Most folks out in #SAChat land know that outside of my student affairs life I play roller derby with Assassination City in Dallas, Texas. I love playing derby for many reasons, one of which is the fact that it is completely different from my day job. (I swear, I have never hip-checked a student.) However, this season I have been serving as a co-captain for our team, and I have started to see the ways in which derby overlaps with student affairs. Not with the skating and fishnets, but with the team development, commitment to a cause, and DIY mentality.
A few weeks ago we had a heart breaker of a bout. We were favored to beat the team we were playing, but ended up losing by 7 points.
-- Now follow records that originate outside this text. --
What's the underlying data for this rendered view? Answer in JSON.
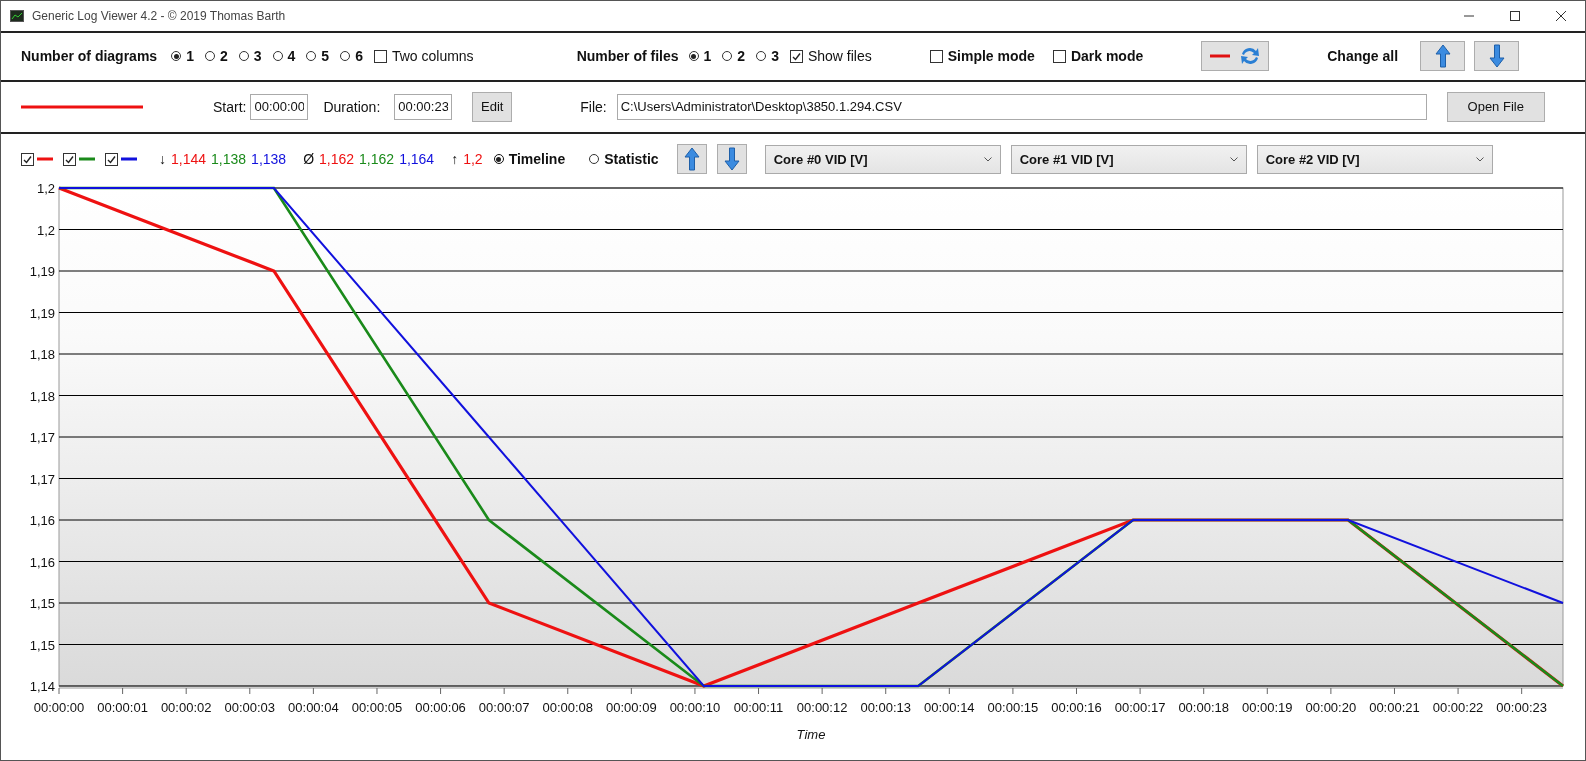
{
  "window": {
    "title": "Generic Log Viewer 4.2 - © 2019 Thomas Barth"
  },
  "toolbar": {
    "diagrams_label": "Number of diagrams",
    "diagrams": [
      {
        "label": "1",
        "selected": true
      },
      {
        "label": "2",
        "selected": false
      },
      {
        "label": "3",
        "selected": false
      },
      {
        "label": "4",
        "selected": false
      },
      {
        "label": "5",
        "selected": false
      },
      {
        "label": "6",
        "selected": false
      }
    ],
    "two_columns": {
      "label": "Two columns",
      "checked": false
    },
    "files_label": "Number of files",
    "files": [
      {
        "label": "1",
        "selected": true
      },
      {
        "label": "2",
        "selected": false
      },
      {
        "label": "3",
        "selected": false
      }
    ],
    "show_files": {
      "label": "Show files",
      "checked": true
    },
    "simple_mode": {
      "label": "Simple mode",
      "checked": false
    },
    "dark_mode": {
      "label": "Dark mode",
      "checked": false
    },
    "change_all": "Change all"
  },
  "file_row": {
    "start_label": "Start:",
    "start": "00:00:00",
    "duration_label": "Duration:",
    "duration": "00:00:23",
    "edit": "Edit",
    "file_label": "File:",
    "file": "C:\\Users\\Administrator\\Desktop\\3850.1.294.CSV",
    "open": "Open File"
  },
  "legend": [
    {
      "checked": true,
      "color": "#ee1111"
    },
    {
      "checked": true,
      "color": "#1a8a1a"
    },
    {
      "checked": true,
      "color": "#1111dd"
    }
  ],
  "stats": [
    {
      "symbol": "↓",
      "values": [
        "1,144",
        "1,138",
        "1,138"
      ]
    },
    {
      "symbol": "Ø",
      "values": [
        "1,162",
        "1,162",
        "1,164"
      ]
    },
    {
      "symbol": "↑",
      "values": [
        "1,2"
      ]
    }
  ],
  "view_modes": [
    {
      "label": "Timeline",
      "selected": true
    },
    {
      "label": "Statistic",
      "selected": false
    }
  ],
  "channels": [
    {
      "value": "Core #0 VID [V]"
    },
    {
      "value": "Core #1 VID [V]"
    },
    {
      "value": "Core #2 VID [V]"
    }
  ],
  "chart_data": {
    "type": "line",
    "grid": true,
    "xlabel": "Time",
    "x": [
      0,
      3.38,
      6.76,
      10.14,
      13.51,
      16.89,
      20.27,
      23.65
    ],
    "xlim": [
      0,
      23.65
    ],
    "ylim": [
      1.14,
      1.2
    ],
    "xticks": [
      {
        "value": 0,
        "label": "00:00:00"
      },
      {
        "value": 1,
        "label": "00:00:01"
      },
      {
        "value": 2,
        "label": "00:00:02"
      },
      {
        "value": 3,
        "label": "00:00:03"
      },
      {
        "value": 4,
        "label": "00:00:04"
      },
      {
        "value": 5,
        "label": "00:00:05"
      },
      {
        "value": 6,
        "label": "00:00:06"
      },
      {
        "value": 7,
        "label": "00:00:07"
      },
      {
        "value": 8,
        "label": "00:00:08"
      },
      {
        "value": 9,
        "label": "00:00:09"
      },
      {
        "value": 10,
        "label": "00:00:10"
      },
      {
        "value": 11,
        "label": "00:00:11"
      },
      {
        "value": 12,
        "label": "00:00:12"
      },
      {
        "value": 13,
        "label": "00:00:13"
      },
      {
        "value": 14,
        "label": "00:00:14"
      },
      {
        "value": 15,
        "label": "00:00:15"
      },
      {
        "value": 16,
        "label": "00:00:16"
      },
      {
        "value": 17,
        "label": "00:00:17"
      },
      {
        "value": 18,
        "label": "00:00:18"
      },
      {
        "value": 19,
        "label": "00:00:19"
      },
      {
        "value": 20,
        "label": "00:00:20"
      },
      {
        "value": 21,
        "label": "00:00:21"
      },
      {
        "value": 22,
        "label": "00:00:22"
      },
      {
        "value": 23,
        "label": "00:00:23"
      }
    ],
    "yticks": [
      {
        "value": 1.2,
        "label": "1,2"
      },
      {
        "value": 1.195,
        "label": "1,2"
      },
      {
        "value": 1.19,
        "label": "1,19"
      },
      {
        "value": 1.185,
        "label": "1,19"
      },
      {
        "value": 1.18,
        "label": "1,18"
      },
      {
        "value": 1.175,
        "label": "1,18"
      },
      {
        "value": 1.17,
        "label": "1,17"
      },
      {
        "value": 1.165,
        "label": "1,17"
      },
      {
        "value": 1.16,
        "label": "1,16"
      },
      {
        "value": 1.155,
        "label": "1,16"
      },
      {
        "value": 1.15,
        "label": "1,15"
      },
      {
        "value": 1.145,
        "label": "1,15"
      },
      {
        "value": 1.14,
        "label": "1,14"
      }
    ],
    "series": [
      {
        "color": "#ee1111",
        "values": [
          1.2,
          1.19,
          1.15,
          1.14,
          1.15,
          1.16,
          1.16,
          1.14
        ]
      },
      {
        "color": "#1a8a1a",
        "values": [
          1.2,
          1.2,
          1.16,
          1.14,
          1.14,
          1.16,
          1.16,
          1.14
        ]
      },
      {
        "color": "#1111dd",
        "values": [
          1.2,
          1.2,
          1.17,
          1.14,
          1.14,
          1.16,
          1.16,
          1.15
        ]
      }
    ]
  }
}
For those of you not familiar with derby, losing by 7 points is like missing a free throw at the buzzer, or the final field goal attempt bouncing off an upright. So close, yet so far. Understandably, I was upset. I believed I could have played better, was frustrated with a few calls the refs had made, and was worried that my team would be upset with me because I wasn’t able to lead them to victory. Yes, you read that right — I took a team event, and made the entire thing about me.
See, we had a rough season last year, and we have a lot of new women on the team who are also new to the sport. We have spent a lot of our off season figuring out ways to mesh the team together, identify strengths, and asking folks to step up and play positions that were new to them because we had holes to fill. (Sounds familiar, yes?) I thought that if I could deliver them a victory, they would feel like it was all worth it, that they had made the right decision to play with out team. In my distress that evening, I failed to look around and see the joy the team had despite the loss. They were excited for the marked improvement of the team, they saw that we had worked together better to make our walls, and provide better offensive support. The were celebrating personal bests. They realized what I did not that evening, that as a new team, it didn’t matter that we had lost our bout. What mattered is that we worked together better as a team, and we played to our potential.
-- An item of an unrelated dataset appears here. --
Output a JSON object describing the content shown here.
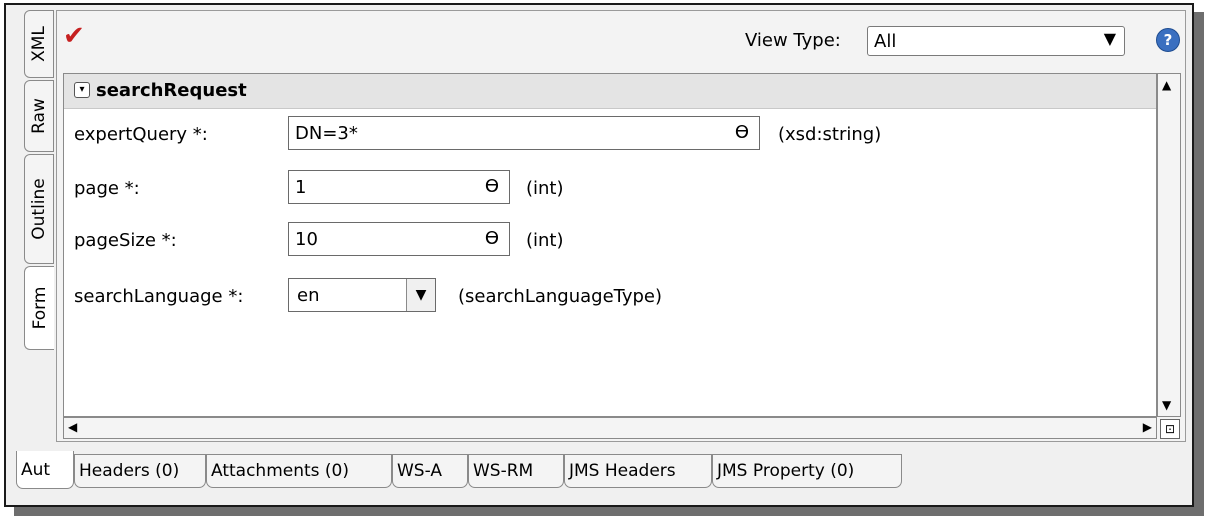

When I finally checked my own ego at the door, and allowed myself to see the good in our loss (and in full disclosure, this took a couple of days), it led me to wonder about how many times I may have stolen joy from my students. Focusing not on the good that was happening, but instead on low program turn out, staff that was failing to meet expectations, or initiatives that weren’t supported by higher up administrative folks. I truly believe that team development is one of my greatest strengths as a professional, but when I don’t take time to celebrate the good, what tone am I setting for the group?
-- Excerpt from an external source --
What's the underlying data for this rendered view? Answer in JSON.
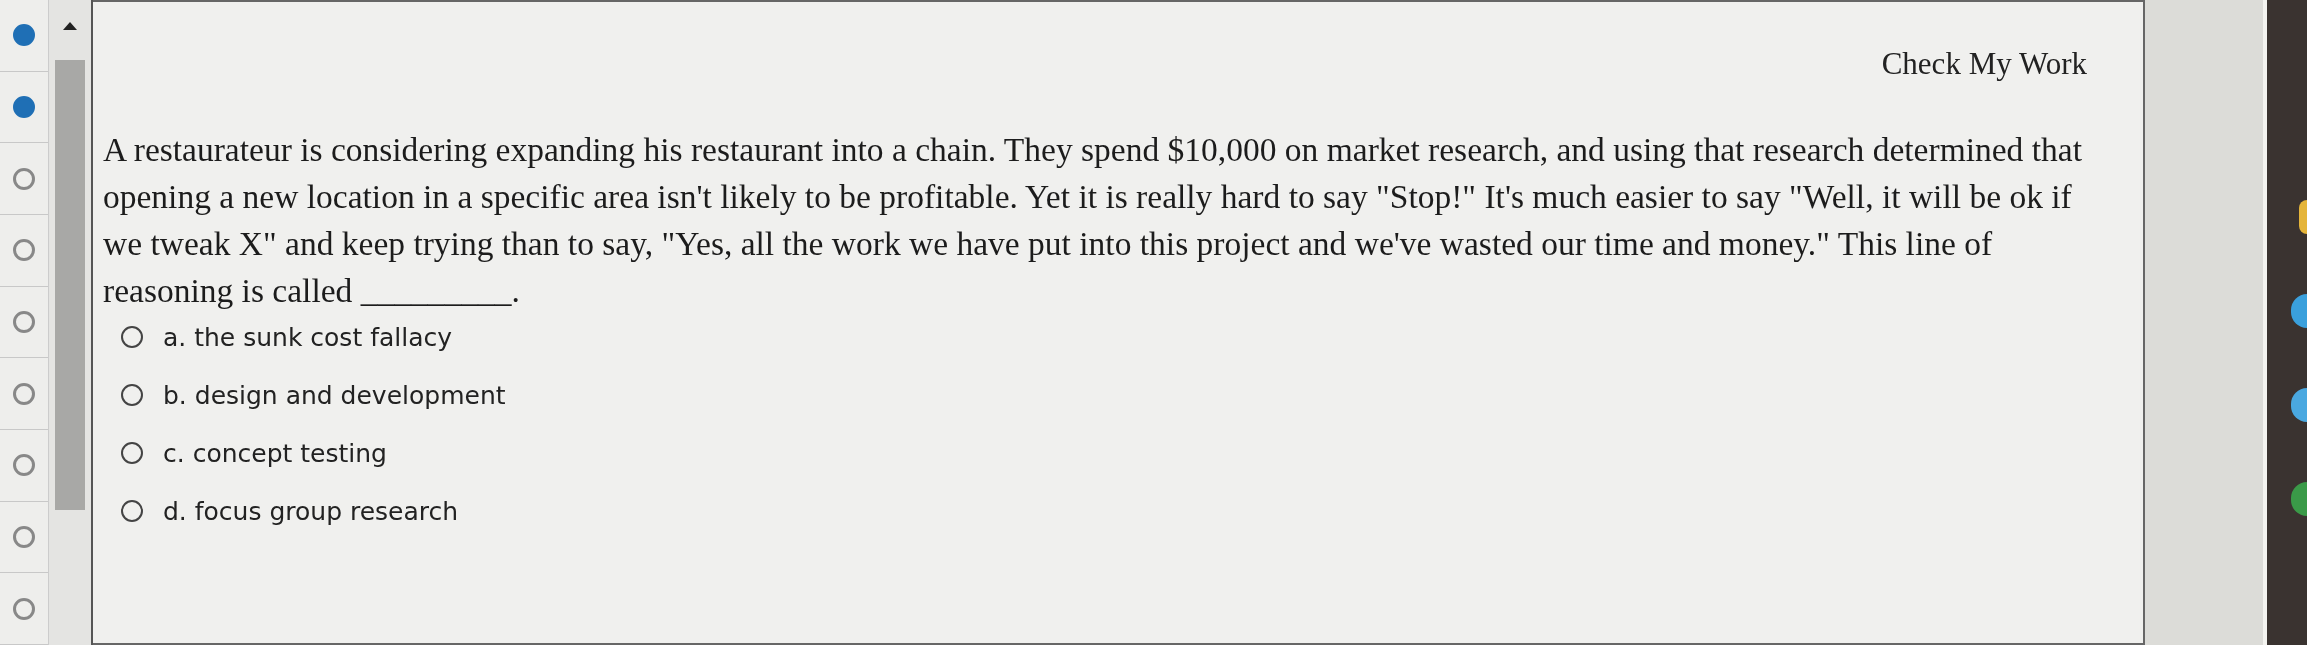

I don’t have the answer to that one, but it did manage to bring up several other questions I am still thinking about today: How many times do we allow the pressure of our position, or long term departmental goals to negatively influence the way we look at success? When have you made a program or an event more about you and your needs rather than taking time to get real input/feedback from students? Yes, we are in a time when budgets are tight, and we have pressure to produce results for those higher up, but at what cost? What little successes are we missing today because we are too focused on achieving the long term success of the future?